In a recent case, 2384125 Ontario Inc. v. The Diamond at Don Mills Developments Inc., twenty-five commercial condominium unit owners collectively sued the condominium developer for a total of $7,000,000, claiming that they were induced by misrepresentations by the developer and were overcharged occupancy fees and purchase price adjustments on closing.
The plaintiffs claimed that the developer was a “single purpose development company”, being a corporation incorporated solely for the development of this one condominium. All of the units in the condominium had been sold except for one. The developer also held vendor take-back mortgages on two of the sold units.
The plaintiff unit owners applied to the court for an order preventing the developer from transferring or mortgaging the one remaining unit that it owned and from transferring the two vendor take-back mortgages. “The plaintiffs claimed that such relief is justified because the unsold unit and the mortgages are believed to be the only assets available to satisfy any judgment obtained by the plaintiffs”.

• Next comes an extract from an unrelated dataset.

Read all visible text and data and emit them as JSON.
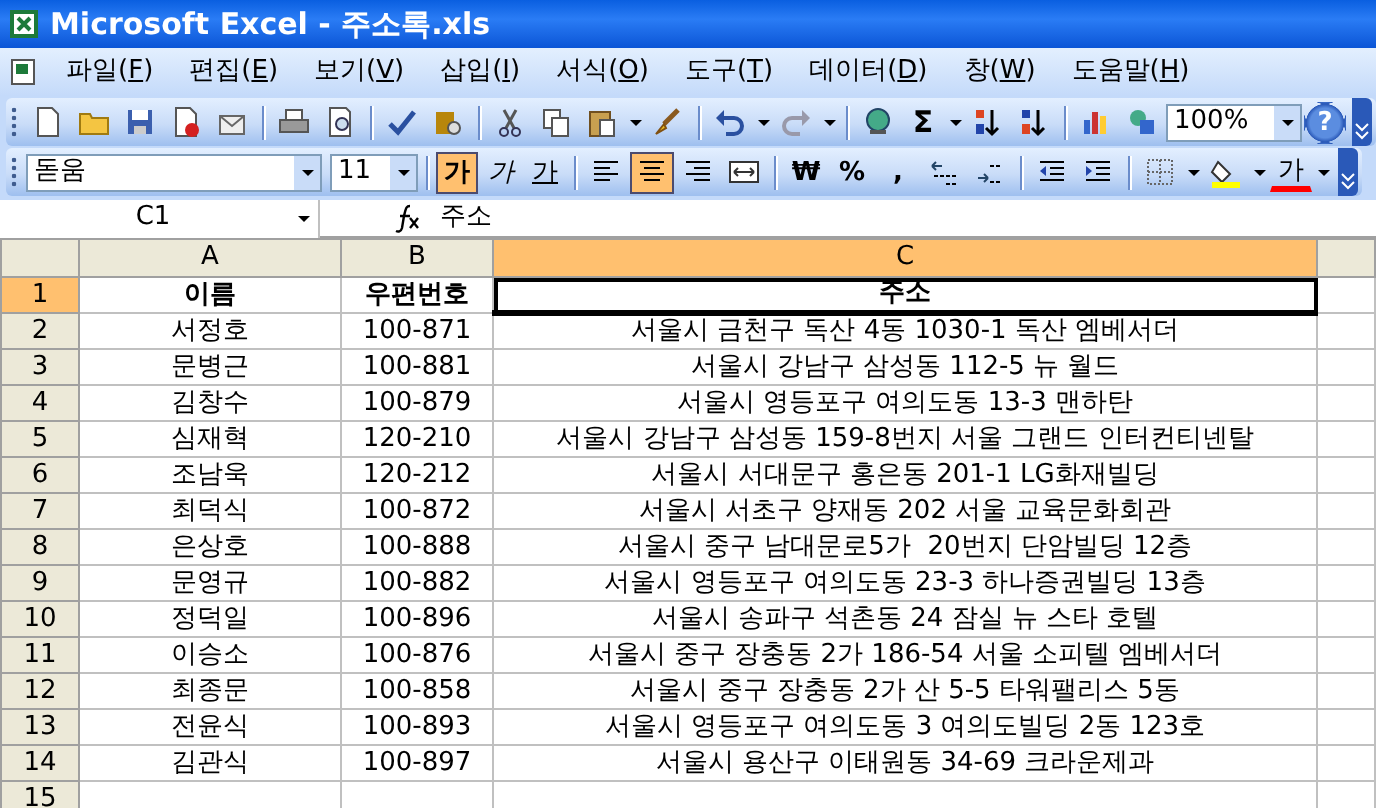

The unit owners’ application was unsuccessful, as the plaintiffs did not provide any strong evidence that the developer was disposing of its assets other than in the ordinary course of its business. The plaintiffs also failed to show that they would suffer irreparable harm if the order was not granted. In coming to this conclusion the court quoted from a Supreme Court of Canada decision, RJR-Macdonald Inc. v. Canada, which stated that “the fact that one party may be impecunious does not automatically determine the application in favour of the other party who will not ultimately be able to collect damages.”